Julz:  No way! (Pauses to IG stalk Kam).  Yup, I could totally see you two being besties.

You’re outdoorsy and enjoy hiking.   Have you ever given any thought to about mountain climbing?  What do you think your chances of survival on Everest would be?

Christine: I would die. Ha! I think I could prepare my body physically to do it, if I had a year or two, but I have had trouble with vertigo and my inner ears, plus asthma, so when it comes to my actual anatomy I don’t think I could handle it. Plus, technically, I’ve never done more than hiking and the idea of having to clip into lines and do things with axes scares me.

What is the biggest physical risk you’ve ever taken, or that you’d like to take?

Julz:  I am NOT a physical person.  Lifeguard training in college was pretty demanding.  I do feel pretty comfortable in water, so I would love to learn to surf.  But I hate being cold (irony of being a Midwesterner), so I would not do well on a snow-capped peak.  I would, however, be very much interested in doing a hike to base camp on the Nepal side.

Could you imagine letting a 13-year-old Sawyer attempt summiting Everest?

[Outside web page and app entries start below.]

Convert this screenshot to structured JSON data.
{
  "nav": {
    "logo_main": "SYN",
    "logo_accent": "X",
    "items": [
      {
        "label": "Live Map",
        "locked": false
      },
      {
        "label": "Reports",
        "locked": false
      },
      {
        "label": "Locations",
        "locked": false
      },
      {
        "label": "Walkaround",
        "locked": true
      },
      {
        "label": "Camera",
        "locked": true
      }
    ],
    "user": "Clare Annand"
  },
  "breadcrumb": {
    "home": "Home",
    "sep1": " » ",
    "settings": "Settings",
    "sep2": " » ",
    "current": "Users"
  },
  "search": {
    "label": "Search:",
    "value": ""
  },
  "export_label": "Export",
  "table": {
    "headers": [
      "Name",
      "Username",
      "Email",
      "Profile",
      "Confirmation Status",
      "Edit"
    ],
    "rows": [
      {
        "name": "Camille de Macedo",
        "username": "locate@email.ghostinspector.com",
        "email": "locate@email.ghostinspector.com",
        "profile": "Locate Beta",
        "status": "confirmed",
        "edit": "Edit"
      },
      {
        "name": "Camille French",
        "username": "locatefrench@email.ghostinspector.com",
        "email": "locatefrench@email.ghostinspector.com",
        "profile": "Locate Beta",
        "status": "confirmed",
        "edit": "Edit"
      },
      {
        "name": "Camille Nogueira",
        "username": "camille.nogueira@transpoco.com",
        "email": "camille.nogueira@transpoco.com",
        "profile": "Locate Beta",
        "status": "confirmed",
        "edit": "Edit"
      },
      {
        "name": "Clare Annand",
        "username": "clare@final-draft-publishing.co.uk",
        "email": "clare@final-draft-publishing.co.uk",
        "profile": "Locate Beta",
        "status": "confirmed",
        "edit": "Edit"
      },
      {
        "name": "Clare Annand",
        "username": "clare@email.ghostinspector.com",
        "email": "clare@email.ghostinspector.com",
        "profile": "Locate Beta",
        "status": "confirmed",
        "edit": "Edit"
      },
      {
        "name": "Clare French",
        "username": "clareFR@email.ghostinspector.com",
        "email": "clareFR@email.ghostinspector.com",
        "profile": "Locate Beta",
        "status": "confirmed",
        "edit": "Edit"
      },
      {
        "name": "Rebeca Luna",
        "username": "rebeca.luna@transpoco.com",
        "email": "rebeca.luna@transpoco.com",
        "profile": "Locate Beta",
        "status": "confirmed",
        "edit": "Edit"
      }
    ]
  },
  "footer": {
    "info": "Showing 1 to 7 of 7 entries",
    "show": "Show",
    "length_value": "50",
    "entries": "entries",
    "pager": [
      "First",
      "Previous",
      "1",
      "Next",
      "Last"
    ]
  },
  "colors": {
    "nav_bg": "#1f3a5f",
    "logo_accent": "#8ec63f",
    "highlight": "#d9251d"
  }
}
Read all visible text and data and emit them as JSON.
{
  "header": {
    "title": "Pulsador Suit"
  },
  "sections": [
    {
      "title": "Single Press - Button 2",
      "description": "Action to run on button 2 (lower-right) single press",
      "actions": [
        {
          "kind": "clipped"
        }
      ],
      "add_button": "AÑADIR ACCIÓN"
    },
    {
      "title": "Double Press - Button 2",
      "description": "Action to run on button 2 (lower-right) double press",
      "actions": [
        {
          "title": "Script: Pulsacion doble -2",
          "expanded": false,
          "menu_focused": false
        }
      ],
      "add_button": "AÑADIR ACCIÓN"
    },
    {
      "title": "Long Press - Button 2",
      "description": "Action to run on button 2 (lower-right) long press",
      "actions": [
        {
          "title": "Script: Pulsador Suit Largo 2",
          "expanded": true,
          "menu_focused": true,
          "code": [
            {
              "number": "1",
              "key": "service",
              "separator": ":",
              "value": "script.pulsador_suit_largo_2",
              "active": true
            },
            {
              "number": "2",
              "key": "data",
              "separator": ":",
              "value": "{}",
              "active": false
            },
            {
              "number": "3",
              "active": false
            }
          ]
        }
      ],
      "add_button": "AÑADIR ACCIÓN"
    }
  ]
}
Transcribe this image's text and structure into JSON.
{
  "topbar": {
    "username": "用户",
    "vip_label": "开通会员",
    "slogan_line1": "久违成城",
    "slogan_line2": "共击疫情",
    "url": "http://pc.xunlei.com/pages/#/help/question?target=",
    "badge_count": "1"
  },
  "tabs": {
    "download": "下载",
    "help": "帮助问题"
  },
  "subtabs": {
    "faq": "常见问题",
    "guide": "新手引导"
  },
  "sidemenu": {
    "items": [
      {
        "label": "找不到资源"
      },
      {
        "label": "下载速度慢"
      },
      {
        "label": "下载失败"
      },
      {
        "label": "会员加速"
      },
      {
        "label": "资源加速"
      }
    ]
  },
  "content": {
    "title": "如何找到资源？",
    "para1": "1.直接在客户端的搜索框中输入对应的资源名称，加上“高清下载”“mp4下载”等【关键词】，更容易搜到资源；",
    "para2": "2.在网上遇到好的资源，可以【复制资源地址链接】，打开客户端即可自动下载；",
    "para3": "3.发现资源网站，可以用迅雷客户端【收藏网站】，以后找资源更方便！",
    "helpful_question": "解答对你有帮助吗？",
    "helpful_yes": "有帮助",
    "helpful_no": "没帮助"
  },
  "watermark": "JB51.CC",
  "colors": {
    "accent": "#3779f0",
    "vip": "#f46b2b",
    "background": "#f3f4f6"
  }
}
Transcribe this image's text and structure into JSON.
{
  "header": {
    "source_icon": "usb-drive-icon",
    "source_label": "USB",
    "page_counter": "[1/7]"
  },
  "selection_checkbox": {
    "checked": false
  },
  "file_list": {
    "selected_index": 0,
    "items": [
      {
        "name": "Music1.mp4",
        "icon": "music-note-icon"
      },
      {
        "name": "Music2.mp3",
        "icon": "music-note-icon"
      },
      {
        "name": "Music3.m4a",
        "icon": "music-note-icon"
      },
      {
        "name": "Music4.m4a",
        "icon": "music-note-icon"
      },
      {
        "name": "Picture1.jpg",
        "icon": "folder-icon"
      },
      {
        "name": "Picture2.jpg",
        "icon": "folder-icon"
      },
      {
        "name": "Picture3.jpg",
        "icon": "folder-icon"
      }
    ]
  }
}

Christine: Part of me would be proud if he wanted to, since he can be a bit hesitant to take physical risks, but I would also be terrified. I’ve mentioned hiking up Half Dome in Yosemite when he’s older a few times and he always gives me a hard no.

There is some talk in the book about how hard it is to be married to climbers. What are your thoughts (besides substantial life-insurance policies)?

Julz:  I’m not much of a worrier, I’m pretty pragmatic when it comes to things like that.  But I doubt I ever would have been attracted to that type of personality in the first place.

I found it interesting reading about China’s subordination of Tibetan culture after seeing similar commentary about China’s transgressions on NBC for the Beijing winter Olympics (aka, the socioeconomic rape of minorities and their heritage).  What. A. Travesty.

Christine: I don’t know a lot about it, but I am definitely interested in learning more about the Sherpa guides, in particular. I need to order a few books.

Julz:  Synnott references Wade Davis’ Into the Silence several times.   Start there for sure.   The World Beneath Their Feet by Scott Ellsworth gives a great historical background on using locals as guides and the different ethnicities in the Himalayan region.

Do you believe China’s claim that they have Irving’s body and possibly the camera?

Christine: Part of me thinks that it’s plausible, but then I don’t know… the whole idea of finding a body in the snow after all of these years in a short amount of time seems so daunting to me. What about you?

Julz: Nah, I would put about as much stock in the Chinese government’s honesty as I would Putin.  I think he’s down in a crevasse somewhere inaccessible.  But it is a little strange that Mallory’s rock-buried grave hasn’t been located since the initial identification…